In contrast to the Charles North Vision Plan, the Greenmount West Vision Plan (and more detailed Master Plan) champions the inclusion of neighborhood renters and homeowners in the development process. It suggests CBAs (6), planned affordable housing, and encouragement of neighborhood association input and approval of plans prior to their execution. Perhaps the Greenmount West area may be able to leverage a more equitable development process and model.

I hang around after the NGWCA meeting. The informal conversation is touching on the large new construction projects. I hear concerns about whether or not the construction jobs were actually going to any local residents. Ultimately, because our current system for investment and development is not community or democratically controlled (7), it
remains to be seen if the good intentions of landlords and people in power who initiate projects are able to integrate the voices and aspirations of those who are already present. Will they grow into enforceable CBAs, environmentally progressive construction, affordable rent, and provisions for rising property taxes – all written into the contracts of growth? (8)

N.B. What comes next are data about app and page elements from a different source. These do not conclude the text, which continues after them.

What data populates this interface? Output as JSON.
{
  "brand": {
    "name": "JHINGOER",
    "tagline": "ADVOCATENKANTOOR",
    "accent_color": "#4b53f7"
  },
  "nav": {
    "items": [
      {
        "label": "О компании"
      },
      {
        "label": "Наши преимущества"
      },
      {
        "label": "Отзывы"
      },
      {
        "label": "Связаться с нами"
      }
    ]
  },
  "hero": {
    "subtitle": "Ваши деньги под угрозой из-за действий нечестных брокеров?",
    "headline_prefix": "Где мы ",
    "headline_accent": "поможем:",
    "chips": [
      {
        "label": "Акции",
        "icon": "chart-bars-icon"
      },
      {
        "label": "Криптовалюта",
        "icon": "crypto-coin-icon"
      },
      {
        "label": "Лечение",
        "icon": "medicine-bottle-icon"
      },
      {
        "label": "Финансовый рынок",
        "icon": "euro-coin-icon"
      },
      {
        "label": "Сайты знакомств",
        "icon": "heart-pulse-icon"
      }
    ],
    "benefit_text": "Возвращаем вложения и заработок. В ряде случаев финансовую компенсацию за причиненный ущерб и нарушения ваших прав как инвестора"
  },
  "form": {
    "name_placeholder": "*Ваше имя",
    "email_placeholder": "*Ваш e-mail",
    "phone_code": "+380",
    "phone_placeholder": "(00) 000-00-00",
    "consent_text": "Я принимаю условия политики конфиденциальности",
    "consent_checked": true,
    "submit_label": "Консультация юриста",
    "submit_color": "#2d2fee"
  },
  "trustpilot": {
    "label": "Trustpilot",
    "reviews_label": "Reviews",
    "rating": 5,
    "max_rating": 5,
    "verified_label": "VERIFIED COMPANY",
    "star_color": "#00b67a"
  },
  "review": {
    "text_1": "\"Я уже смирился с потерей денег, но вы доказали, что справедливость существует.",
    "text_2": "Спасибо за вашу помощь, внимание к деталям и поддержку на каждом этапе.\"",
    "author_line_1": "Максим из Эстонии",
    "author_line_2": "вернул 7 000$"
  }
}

(1) Fifteen years ago I used to volunteer in the afterschool program that the Police Athletic League ran in the building. Friends of mine lived in a row house on Oliver Street around the corner. The houses on either side of theirs were occupied by individuals, families, children. I left Baltimore in 2002 and when I returned for a visit in 2010, the entire block was vacant. One of my friends who had lived there, Flo, died in the Haitian earthquake earlier that year. I remember the boarded up row-homes feeling like a physical manifestation of the sadness and emptiness left in the wake of his death. It seems the entire block of nine vacant homes was sold to TRF (a developer from Philly) for $190K in 2011. The housing market, left to its own devices, fluctuates drastically. The same block was purchased in 1994 for $113K and sold again in 2005 for $315K.

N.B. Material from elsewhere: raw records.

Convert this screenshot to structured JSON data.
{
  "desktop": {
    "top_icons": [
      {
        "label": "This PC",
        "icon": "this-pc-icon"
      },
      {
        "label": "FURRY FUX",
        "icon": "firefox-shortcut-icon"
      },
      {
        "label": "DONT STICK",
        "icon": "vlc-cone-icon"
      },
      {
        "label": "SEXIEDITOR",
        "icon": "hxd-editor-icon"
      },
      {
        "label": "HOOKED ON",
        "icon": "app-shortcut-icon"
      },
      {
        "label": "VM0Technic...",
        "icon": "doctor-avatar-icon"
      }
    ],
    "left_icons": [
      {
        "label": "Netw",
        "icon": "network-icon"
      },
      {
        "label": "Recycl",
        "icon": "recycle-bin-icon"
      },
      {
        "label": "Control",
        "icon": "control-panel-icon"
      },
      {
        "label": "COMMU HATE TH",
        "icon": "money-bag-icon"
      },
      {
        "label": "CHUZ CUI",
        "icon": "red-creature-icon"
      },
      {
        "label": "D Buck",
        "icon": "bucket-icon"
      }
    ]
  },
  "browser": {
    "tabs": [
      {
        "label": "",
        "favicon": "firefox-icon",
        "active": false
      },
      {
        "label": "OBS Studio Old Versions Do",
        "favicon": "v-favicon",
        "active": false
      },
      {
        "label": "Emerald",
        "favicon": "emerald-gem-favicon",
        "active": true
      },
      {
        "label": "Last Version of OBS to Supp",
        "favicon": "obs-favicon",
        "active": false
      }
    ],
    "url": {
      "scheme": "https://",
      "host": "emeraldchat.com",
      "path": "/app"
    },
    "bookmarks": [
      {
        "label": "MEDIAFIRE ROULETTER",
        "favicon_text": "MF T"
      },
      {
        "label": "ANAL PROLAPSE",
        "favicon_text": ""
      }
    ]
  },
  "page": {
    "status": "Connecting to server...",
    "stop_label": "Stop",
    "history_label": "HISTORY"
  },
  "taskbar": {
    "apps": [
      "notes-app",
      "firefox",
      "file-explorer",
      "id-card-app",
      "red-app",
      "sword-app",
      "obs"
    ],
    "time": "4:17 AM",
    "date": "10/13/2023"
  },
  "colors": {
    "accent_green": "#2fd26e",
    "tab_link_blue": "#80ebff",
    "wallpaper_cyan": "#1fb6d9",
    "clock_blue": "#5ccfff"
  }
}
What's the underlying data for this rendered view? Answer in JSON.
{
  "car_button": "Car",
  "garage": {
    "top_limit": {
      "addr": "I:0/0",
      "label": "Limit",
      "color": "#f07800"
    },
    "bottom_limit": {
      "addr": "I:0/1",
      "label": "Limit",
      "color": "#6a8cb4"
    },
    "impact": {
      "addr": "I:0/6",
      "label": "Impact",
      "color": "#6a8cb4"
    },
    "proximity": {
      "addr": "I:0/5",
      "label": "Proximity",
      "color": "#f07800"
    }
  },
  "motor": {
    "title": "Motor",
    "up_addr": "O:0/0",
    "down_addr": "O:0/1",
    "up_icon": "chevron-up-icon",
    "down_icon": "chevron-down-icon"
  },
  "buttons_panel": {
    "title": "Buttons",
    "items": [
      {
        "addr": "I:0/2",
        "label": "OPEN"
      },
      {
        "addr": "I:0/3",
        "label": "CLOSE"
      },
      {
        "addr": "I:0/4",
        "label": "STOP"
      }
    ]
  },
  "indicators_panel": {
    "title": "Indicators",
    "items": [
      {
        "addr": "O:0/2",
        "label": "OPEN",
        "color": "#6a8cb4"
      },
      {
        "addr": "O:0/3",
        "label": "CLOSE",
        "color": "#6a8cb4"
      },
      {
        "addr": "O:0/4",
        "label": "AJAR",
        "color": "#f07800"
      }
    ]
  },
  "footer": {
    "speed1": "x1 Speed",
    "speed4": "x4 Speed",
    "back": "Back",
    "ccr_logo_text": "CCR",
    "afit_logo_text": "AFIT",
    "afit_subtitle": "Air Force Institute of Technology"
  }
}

(2) Prior to WWI, the House of Lords was an arm of government made up of “Lords” – men who had received land and the official title of Lord by birth. Lords were born with the presumed wisdom (through inherited culture and education) and responsibility (with their wealth came the sufficient time) of ruling. In this position of power they were expected to benevolently govern while also keeping their class position stable. The eruption of the two World Wars effectively helped speed the dismantling of these assumptions, but certainly not eradicating them.

(3) Morris Goldseker was one such real estate tycoon who made millions in Baltimore during the 1930s to 1960s.

(4) In the past, Urban Renewal Plans have often been re-termed as “Negro Removal Plans” by those living within sites of development.

(5) The Goldseker Foundation (founded by Morris Goldseker) helped to fund the creation of the plan. It also helped fund the Open Walls mural project, a mural program that supported a cadre of international muralists work in Baltimore.

(6) Community Benefits Agreements, including but not limited to ensuring training and jobs for neighborhood residents to find employment within the new construction.

(7) The Housing Commissioner alone ultimately selects the winning proposal from the bids made on RFPs.

(8) Or even better, the creation of Community Land Trusts? A Community Land Trust is a nonprofit corporation that develops and stewards affordable housing, community gardens, civic buildings, commercial spaces and other community assets on behalf of a community. “CLTs” balance the needs of individuals to access land and maintain
security of tenure with a community’s need to maintain affordability, economic diversity and local access to essential services. For more information on Community Land Trusts:

Essay exhibit at the D Center, Baltimore